* **Problem to work on**: Find every line in the records below that contains "تراز", and copy it.

* **Data**:

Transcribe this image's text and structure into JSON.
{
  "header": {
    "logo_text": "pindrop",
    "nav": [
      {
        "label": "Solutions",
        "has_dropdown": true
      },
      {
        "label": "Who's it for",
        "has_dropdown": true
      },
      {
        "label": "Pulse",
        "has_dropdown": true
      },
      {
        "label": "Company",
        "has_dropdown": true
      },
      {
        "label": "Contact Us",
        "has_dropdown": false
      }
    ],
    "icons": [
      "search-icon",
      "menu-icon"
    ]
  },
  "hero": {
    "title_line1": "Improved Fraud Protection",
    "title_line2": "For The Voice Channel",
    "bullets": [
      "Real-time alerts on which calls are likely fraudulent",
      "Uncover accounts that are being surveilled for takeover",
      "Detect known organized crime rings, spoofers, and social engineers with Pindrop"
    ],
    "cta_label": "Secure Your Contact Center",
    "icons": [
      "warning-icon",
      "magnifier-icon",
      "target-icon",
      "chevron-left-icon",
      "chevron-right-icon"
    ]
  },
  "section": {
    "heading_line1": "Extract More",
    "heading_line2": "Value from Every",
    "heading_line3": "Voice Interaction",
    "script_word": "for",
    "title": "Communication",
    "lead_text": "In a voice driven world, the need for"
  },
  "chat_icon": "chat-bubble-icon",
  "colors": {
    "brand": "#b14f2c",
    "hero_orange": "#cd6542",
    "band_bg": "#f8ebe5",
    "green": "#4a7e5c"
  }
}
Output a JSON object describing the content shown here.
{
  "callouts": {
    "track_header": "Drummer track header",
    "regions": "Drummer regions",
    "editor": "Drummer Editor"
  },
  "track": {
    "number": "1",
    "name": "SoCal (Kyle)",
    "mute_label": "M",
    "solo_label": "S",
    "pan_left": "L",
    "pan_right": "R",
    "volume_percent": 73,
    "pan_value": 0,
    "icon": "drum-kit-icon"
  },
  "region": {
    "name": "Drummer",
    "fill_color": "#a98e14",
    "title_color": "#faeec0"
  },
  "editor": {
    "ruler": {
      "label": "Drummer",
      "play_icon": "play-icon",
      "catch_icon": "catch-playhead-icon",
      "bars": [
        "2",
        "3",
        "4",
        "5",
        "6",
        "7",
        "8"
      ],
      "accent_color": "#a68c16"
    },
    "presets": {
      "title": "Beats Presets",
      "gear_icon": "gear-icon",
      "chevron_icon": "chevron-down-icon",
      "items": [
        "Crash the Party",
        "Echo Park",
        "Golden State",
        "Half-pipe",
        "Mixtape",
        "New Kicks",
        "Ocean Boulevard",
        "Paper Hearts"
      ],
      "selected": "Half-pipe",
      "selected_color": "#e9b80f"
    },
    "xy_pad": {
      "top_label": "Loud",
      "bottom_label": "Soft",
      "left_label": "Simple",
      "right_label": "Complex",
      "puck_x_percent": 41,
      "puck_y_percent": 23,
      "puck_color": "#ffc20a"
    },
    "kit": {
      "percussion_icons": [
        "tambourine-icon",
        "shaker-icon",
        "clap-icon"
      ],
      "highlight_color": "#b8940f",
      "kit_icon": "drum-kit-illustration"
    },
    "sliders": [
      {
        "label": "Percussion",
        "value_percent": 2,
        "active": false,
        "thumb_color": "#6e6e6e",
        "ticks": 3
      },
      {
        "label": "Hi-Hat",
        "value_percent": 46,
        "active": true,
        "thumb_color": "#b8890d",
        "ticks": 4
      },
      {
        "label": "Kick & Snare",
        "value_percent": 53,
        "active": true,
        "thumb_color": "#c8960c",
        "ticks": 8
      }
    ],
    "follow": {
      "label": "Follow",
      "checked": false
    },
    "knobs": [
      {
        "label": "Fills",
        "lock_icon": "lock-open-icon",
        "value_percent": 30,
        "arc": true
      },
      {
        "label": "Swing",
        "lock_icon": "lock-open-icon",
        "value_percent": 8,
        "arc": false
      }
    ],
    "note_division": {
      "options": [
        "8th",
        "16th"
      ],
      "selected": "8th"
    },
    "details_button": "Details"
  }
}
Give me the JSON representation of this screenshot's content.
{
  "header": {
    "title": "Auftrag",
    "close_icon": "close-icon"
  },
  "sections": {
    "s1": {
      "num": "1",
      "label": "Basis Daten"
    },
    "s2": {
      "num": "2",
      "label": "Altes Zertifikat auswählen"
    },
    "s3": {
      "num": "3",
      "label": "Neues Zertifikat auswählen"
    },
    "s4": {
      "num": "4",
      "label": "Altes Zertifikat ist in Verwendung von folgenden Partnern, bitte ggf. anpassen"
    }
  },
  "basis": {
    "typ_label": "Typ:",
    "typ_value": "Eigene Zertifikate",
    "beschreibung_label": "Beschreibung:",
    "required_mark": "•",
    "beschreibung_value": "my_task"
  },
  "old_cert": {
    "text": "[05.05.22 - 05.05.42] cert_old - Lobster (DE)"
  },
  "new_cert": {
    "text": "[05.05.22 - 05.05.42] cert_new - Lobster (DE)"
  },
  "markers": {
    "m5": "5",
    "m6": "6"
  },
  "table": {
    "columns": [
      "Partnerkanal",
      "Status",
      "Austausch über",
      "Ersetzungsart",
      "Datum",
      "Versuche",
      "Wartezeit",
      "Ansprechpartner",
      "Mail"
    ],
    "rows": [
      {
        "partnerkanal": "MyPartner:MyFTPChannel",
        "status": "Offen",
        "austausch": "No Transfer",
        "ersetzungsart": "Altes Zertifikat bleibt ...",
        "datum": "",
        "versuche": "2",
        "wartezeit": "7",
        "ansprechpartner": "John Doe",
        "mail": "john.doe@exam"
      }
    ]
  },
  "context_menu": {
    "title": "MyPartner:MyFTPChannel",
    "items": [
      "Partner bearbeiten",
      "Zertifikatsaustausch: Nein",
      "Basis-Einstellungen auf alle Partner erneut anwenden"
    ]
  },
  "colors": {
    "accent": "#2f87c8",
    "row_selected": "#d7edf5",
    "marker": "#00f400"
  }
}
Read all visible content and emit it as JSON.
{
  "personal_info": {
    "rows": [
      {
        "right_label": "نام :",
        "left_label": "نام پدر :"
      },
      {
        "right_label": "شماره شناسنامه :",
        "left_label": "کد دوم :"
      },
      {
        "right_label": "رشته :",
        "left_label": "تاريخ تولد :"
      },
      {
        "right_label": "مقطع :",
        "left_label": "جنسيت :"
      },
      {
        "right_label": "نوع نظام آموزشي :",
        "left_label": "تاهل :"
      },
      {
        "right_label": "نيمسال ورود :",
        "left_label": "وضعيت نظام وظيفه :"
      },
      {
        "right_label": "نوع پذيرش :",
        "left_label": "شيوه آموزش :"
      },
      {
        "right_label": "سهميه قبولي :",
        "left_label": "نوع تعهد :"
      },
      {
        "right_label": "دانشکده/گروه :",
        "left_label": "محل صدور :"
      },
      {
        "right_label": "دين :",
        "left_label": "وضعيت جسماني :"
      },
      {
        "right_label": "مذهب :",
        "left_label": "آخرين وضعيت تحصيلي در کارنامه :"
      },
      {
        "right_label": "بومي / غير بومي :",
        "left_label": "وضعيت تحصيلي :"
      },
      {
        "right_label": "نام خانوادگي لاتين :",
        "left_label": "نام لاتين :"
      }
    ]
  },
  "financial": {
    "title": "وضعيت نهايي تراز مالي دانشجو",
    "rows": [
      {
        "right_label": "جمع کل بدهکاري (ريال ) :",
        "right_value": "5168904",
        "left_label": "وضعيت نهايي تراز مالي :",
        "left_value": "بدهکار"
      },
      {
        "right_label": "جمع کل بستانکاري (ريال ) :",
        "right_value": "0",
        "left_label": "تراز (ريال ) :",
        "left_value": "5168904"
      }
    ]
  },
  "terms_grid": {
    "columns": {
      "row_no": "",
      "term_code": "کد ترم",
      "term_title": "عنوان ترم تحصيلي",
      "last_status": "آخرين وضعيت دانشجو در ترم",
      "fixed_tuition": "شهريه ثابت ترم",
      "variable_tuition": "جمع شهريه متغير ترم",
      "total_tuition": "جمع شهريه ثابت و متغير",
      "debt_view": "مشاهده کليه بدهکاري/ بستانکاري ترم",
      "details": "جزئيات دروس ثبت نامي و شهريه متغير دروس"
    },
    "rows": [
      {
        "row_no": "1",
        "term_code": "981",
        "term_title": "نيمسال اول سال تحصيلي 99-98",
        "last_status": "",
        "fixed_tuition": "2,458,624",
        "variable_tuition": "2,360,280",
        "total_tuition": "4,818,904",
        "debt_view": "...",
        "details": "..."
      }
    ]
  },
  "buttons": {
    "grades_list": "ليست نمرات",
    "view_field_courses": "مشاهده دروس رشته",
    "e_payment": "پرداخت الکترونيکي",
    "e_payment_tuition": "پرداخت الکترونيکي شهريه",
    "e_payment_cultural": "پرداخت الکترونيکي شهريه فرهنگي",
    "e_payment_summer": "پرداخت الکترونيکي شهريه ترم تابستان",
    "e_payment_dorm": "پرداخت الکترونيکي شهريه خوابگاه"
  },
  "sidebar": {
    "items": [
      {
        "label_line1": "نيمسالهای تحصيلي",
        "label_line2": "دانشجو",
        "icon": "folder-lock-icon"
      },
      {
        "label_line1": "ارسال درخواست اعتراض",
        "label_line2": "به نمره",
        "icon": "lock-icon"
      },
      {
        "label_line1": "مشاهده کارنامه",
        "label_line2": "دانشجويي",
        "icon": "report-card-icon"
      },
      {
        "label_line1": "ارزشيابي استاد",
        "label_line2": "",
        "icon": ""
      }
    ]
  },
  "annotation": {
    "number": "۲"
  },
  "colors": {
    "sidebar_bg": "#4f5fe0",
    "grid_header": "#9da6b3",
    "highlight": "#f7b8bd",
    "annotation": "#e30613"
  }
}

* **Answer to the problem**:
    "title": "وضعيت نهايي تراز مالي دانشجو",
        "left_label": "وضعيت نهايي تراز مالي :",
        "left_label": "تراز (ريال ) :",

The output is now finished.